> _Material for this exercise_:
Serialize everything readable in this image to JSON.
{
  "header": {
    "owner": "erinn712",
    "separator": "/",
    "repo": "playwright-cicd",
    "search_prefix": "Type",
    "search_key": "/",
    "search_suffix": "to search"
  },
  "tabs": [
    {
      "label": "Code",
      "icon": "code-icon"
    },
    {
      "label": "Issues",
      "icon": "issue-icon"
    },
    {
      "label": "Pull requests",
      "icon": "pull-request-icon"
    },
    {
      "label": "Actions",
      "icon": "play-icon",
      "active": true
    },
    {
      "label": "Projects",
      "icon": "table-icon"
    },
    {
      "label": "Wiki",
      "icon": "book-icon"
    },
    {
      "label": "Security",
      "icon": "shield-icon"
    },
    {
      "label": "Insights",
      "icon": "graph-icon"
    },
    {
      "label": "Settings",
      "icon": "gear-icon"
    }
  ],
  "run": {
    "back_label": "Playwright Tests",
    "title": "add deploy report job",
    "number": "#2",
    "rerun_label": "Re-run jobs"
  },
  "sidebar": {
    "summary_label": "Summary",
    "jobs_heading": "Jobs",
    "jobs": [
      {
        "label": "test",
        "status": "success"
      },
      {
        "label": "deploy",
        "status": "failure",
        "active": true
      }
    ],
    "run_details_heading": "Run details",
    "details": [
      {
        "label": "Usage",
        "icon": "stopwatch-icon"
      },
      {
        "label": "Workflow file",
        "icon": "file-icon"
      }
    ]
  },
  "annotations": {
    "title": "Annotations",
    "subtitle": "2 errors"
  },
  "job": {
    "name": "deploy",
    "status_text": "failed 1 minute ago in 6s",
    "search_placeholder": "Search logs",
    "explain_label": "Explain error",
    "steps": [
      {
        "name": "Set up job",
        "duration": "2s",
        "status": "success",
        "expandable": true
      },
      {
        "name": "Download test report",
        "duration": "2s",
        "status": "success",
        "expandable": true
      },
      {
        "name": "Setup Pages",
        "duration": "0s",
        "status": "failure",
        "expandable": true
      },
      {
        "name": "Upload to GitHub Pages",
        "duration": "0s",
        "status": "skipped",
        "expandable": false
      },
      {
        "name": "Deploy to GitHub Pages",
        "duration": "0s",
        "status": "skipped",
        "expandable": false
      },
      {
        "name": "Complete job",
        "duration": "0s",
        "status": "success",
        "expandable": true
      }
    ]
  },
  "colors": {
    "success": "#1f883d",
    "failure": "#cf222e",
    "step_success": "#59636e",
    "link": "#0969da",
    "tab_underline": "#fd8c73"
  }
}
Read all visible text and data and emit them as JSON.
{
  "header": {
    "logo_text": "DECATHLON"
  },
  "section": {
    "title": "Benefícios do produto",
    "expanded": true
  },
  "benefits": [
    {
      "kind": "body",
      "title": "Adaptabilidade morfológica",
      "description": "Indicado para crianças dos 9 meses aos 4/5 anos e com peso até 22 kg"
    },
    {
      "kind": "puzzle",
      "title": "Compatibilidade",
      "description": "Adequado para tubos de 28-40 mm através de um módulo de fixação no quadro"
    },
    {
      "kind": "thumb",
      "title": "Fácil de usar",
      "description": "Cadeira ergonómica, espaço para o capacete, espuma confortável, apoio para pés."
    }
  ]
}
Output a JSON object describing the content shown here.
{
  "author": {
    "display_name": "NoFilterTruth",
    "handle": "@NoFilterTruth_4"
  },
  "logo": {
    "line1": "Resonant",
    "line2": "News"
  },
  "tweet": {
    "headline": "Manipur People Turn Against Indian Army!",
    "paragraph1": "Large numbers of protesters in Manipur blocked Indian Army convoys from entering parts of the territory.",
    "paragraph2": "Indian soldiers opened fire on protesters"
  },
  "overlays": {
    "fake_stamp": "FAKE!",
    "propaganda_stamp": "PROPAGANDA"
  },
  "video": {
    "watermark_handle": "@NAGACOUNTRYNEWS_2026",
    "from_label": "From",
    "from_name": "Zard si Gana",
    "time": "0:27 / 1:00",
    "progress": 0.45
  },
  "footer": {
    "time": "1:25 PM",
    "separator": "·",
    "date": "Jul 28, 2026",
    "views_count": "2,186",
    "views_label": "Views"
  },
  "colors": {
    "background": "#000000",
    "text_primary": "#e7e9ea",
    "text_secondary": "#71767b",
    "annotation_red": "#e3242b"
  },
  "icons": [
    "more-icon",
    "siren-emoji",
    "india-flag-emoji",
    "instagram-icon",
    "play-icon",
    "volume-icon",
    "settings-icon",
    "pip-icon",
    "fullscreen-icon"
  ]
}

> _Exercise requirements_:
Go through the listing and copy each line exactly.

> _Answer box_:
Serialize everything readable in this image to JSON.
{
  "header": {
    "owner": "erinn712",
    "separator": "/",
    "repo": "playwright-cicd",
    "search_prefix": "Type",
    "search_key": "/",
    "search_suffix": "to search"
  },
  "tabs": [
    {
      "label": "Code",
      "icon": "code-icon"
    },
    {
      "label": "Issues",
      "icon": "issue-icon"
    },
    {
      "label": "Pull requests",
      "icon": "pull-request-icon"
    },
    {
      "label": "Actions",
      "icon": "play-icon",
      "active": true
    },
    {
      "label": "Projects",
      "icon": "table-icon"
    },
    {
      "label": "Wiki",
      "icon": "book-icon"
    },
    {
      "label": "Security",
      "icon": "shield-icon"
    },
    {
      "label": "Insights",
      "icon": "graph-icon"
    },
    {
      "label": "Settings",
      "icon": "gear-icon"
    }
  ],
  "run": {
    "back_label": "Playwright Tests",
    "title": "add deploy report job",
    "number": "#2",
    "rerun_label": "Re-run jobs"
  },
  "sidebar": {
    "summary_label": "Summary",
    "jobs_heading": "Jobs",
    "jobs": [
      {
        "label": "test",
        "status": "success"
      },
      {
        "label": "deploy",
        "status": "failure",
        "active": true
      }
    ],
    "run_details_heading": "Run details",
    "details": [
      {
        "label": "Usage",
        "icon": "stopwatch-icon"
      },
      {
        "label": "Workflow file",
        "icon": "file-icon"
      }
    ]
  },
  "annotations": {
    "title": "Annotations",
    "subtitle": "2 errors"
  },
  "job": {
    "name": "deploy",
    "status_text": "failed 1 minute ago in 6s",
    "search_placeholder": "Search logs",
    "explain_label": "Explain error",
    "steps": [
      {
        "name": "Set up job",
        "duration": "2s",
        "status": "success",
        "expandable": true
      },
      {
        "name": "Download test report",
        "duration": "2s",
        "status": "success",
        "expandable": true
      },
      {
        "name": "Setup Pages",
        "duration": "0s",
        "status": "failure",
        "expandable": true
      },
      {
        "name": "Upload to GitHub Pages",
        "duration": "0s",
        "status": "skipped",
        "expandable": false
      },
      {
        "name": "Deploy to GitHub Pages",
        "duration": "0s",
        "status": "skipped",
        "expandable": false
      },
      {
        "name": "Complete job",
        "duration": "0s",
        "status": "success",
        "expandable": true
      }
    ]
  },
  "colors": {
    "success": "#1f883d",
    "failure": "#cf222e",
    "step_success": "#59636e",
    "link": "#0969da",
    "tab_underline": "#fd8c73"
  }
}
Read all visible text and data and emit them as JSON.
{
  "header": {
    "logo_text": "DECATHLON"
  },
  "section": {
    "title": "Benefícios do produto",
    "expanded": true
  },
  "benefits": [
    {
      "kind": "body",
      "title": "Adaptabilidade morfológica",
      "description": "Indicado para crianças dos 9 meses aos 4/5 anos e com peso até 22 kg"
    },
    {
      "kind": "puzzle",
      "title": "Compatibilidade",
      "description": "Adequado para tubos de 28-40 mm através de um módulo de fixação no quadro"
    },
    {
      "kind": "thumb",
      "title": "Fácil de usar",
      "description": "Cadeira ergonómica, espaço para o capacete, espuma confortável, apoio para pés."
    }
  ]
}
Output a JSON object describing the content shown here.
{
  "author": {
    "display_name": "NoFilterTruth",
    "handle": "@NoFilterTruth_4"
  },
  "logo": {
    "line1": "Resonant",
    "line2": "News"
  },
  "tweet": {
    "headline": "Manipur People Turn Against Indian Army!",
    "paragraph1": "Large numbers of protesters in Manipur blocked Indian Army convoys from entering parts of the territory.",
    "paragraph2": "Indian soldiers opened fire on protesters"
  },
  "overlays": {
    "fake_stamp": "FAKE!",
    "propaganda_stamp": "PROPAGANDA"
  },
  "video": {
    "watermark_handle": "@NAGACOUNTRYNEWS_2026",
    "from_label": "From",
    "from_name": "Zard si Gana",
    "time": "0:27 / 1:00",
    "progress": 0.45
  },
  "footer": {
    "time": "1:25 PM",
    "separator": "·",
    "date": "Jul 28, 2026",
    "views_count": "2,186",
    "views_label": "Views"
  },
  "colors": {
    "background": "#000000",
    "text_primary": "#e7e9ea",
    "text_secondary": "#71767b",
    "annotation_red": "#e3242b"
  },
  "icons": [
    "more-icon",
    "siren-emoji",
    "india-flag-emoji",
    "instagram-icon",
    "play-icon",
    "volume-icon",
    "settings-icon",
    "pip-icon",
    "fullscreen-icon"
  ]
}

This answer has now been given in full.